- Problem to solve -
Could you find each line of the data below that contains the word "champs" and copy those lines?

::: Information provided :::

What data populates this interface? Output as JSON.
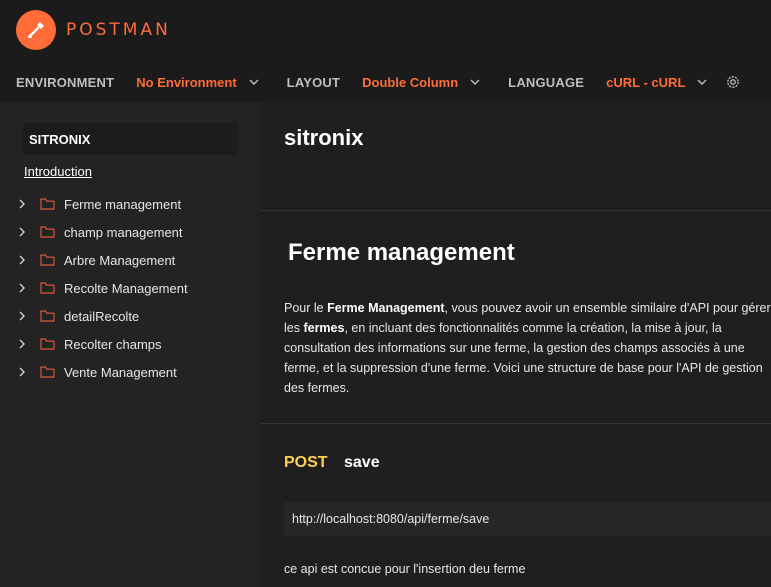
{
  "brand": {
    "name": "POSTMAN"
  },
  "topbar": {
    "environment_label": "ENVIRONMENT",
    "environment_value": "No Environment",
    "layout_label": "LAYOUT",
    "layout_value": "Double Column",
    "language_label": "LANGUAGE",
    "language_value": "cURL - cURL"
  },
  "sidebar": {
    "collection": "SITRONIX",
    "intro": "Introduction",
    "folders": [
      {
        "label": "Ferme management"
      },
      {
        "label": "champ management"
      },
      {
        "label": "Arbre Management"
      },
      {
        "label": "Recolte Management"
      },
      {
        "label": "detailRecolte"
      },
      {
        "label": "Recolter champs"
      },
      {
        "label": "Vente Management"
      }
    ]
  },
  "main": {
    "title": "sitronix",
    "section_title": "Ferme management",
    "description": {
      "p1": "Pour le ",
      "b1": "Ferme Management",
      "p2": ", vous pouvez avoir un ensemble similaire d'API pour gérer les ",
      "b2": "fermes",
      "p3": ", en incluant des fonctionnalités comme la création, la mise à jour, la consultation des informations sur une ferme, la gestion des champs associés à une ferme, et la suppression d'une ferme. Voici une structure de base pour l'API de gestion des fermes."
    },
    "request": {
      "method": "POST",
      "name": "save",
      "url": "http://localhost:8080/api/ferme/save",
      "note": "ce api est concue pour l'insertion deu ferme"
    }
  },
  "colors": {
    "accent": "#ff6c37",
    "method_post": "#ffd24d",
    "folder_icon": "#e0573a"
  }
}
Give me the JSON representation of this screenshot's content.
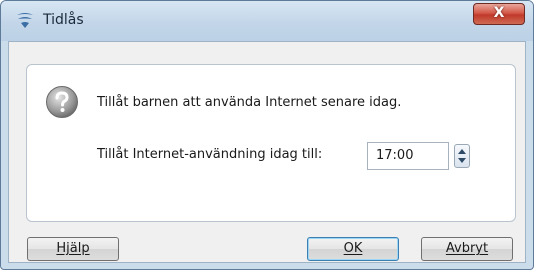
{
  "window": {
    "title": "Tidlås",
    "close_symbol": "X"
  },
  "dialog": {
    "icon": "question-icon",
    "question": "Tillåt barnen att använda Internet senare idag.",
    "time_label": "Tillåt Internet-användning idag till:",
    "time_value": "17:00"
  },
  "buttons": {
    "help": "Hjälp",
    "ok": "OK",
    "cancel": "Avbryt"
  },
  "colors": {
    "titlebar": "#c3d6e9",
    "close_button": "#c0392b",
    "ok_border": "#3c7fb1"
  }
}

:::
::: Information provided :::

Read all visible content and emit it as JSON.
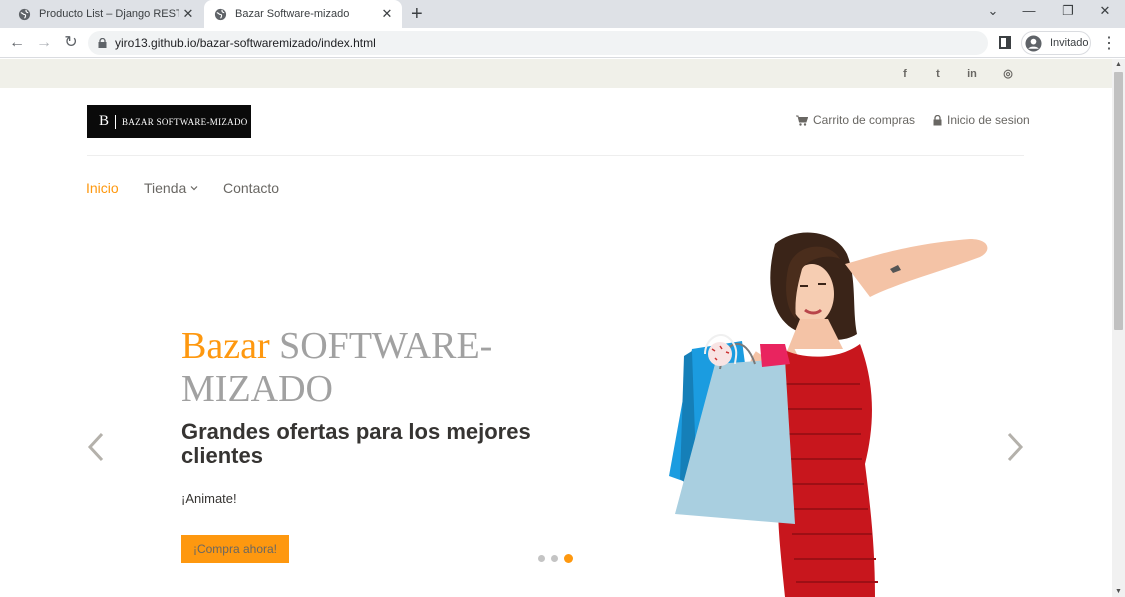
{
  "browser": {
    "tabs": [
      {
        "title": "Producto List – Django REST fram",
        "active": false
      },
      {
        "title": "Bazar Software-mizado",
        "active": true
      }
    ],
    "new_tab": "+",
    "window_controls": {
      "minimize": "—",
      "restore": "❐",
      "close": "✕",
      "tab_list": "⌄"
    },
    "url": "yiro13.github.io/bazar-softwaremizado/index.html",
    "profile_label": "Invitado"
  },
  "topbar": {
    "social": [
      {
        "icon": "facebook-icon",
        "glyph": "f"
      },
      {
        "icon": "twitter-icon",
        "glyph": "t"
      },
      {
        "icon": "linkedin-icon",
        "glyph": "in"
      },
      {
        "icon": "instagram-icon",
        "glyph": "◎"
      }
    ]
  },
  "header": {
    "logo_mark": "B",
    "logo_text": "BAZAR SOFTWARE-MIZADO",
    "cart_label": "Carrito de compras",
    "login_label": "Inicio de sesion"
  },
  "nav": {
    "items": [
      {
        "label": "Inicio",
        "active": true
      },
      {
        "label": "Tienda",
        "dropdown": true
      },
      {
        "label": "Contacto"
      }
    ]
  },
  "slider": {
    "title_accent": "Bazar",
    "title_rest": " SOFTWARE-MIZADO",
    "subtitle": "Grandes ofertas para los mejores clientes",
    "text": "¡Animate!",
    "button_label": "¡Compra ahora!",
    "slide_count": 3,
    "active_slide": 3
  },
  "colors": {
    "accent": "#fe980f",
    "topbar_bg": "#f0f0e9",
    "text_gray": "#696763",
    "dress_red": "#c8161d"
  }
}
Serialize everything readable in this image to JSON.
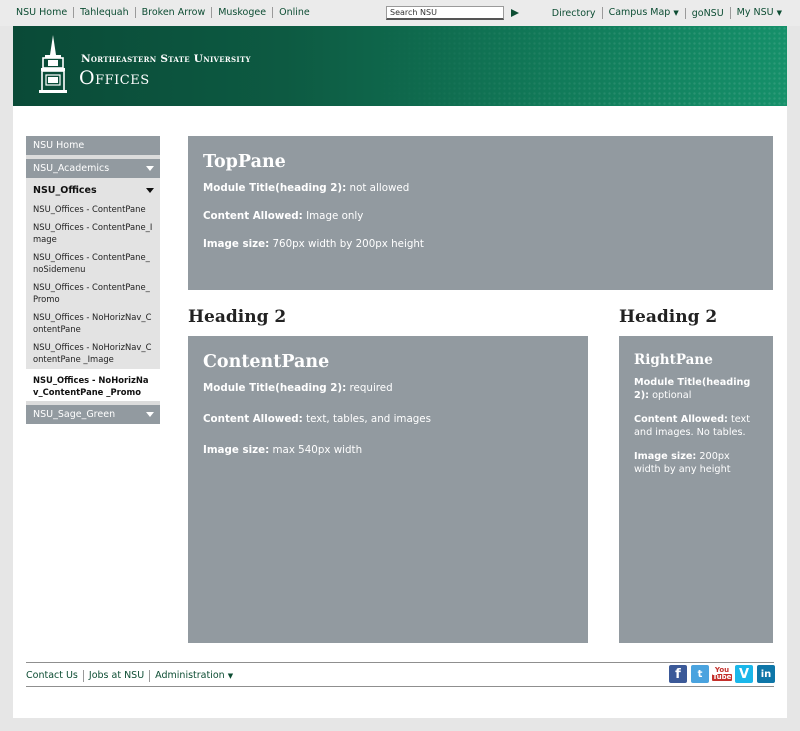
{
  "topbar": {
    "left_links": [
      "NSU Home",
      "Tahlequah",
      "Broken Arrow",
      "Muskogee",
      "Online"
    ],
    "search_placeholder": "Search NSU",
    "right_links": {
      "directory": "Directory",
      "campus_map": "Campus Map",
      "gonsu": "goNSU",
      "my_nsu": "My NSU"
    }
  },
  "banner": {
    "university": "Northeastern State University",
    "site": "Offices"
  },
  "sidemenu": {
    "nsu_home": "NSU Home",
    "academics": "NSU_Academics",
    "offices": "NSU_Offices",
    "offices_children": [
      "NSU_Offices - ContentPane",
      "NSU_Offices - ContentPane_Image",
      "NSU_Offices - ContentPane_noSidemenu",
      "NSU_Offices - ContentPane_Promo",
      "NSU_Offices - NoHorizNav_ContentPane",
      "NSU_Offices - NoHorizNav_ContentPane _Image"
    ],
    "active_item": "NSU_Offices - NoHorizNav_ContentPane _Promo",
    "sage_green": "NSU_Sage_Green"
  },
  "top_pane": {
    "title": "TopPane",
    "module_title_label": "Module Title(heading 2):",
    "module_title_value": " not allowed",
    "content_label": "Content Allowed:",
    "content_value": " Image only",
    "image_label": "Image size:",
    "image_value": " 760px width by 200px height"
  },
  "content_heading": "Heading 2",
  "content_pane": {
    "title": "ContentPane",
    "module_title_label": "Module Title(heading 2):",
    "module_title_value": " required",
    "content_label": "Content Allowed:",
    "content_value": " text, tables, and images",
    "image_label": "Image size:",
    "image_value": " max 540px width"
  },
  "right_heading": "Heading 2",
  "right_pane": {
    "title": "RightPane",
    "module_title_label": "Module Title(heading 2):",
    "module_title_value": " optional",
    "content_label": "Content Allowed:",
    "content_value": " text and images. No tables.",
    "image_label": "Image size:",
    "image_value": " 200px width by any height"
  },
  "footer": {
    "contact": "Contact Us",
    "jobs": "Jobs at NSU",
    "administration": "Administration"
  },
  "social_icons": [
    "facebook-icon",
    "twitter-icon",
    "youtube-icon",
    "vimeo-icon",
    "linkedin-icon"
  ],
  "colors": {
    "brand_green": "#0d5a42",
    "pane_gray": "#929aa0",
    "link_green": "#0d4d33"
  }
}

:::

- Output of the task -
        "label": "Recolter champs"
      "p3": ", en incluant des fonctionnalités comme la création, la mise à jour, la consultation des informations sur une ferme, la gestion des champs associés à une ferme, et la suppression d'une ferme. Voici une structure de base pour l'API de gestion des fermes."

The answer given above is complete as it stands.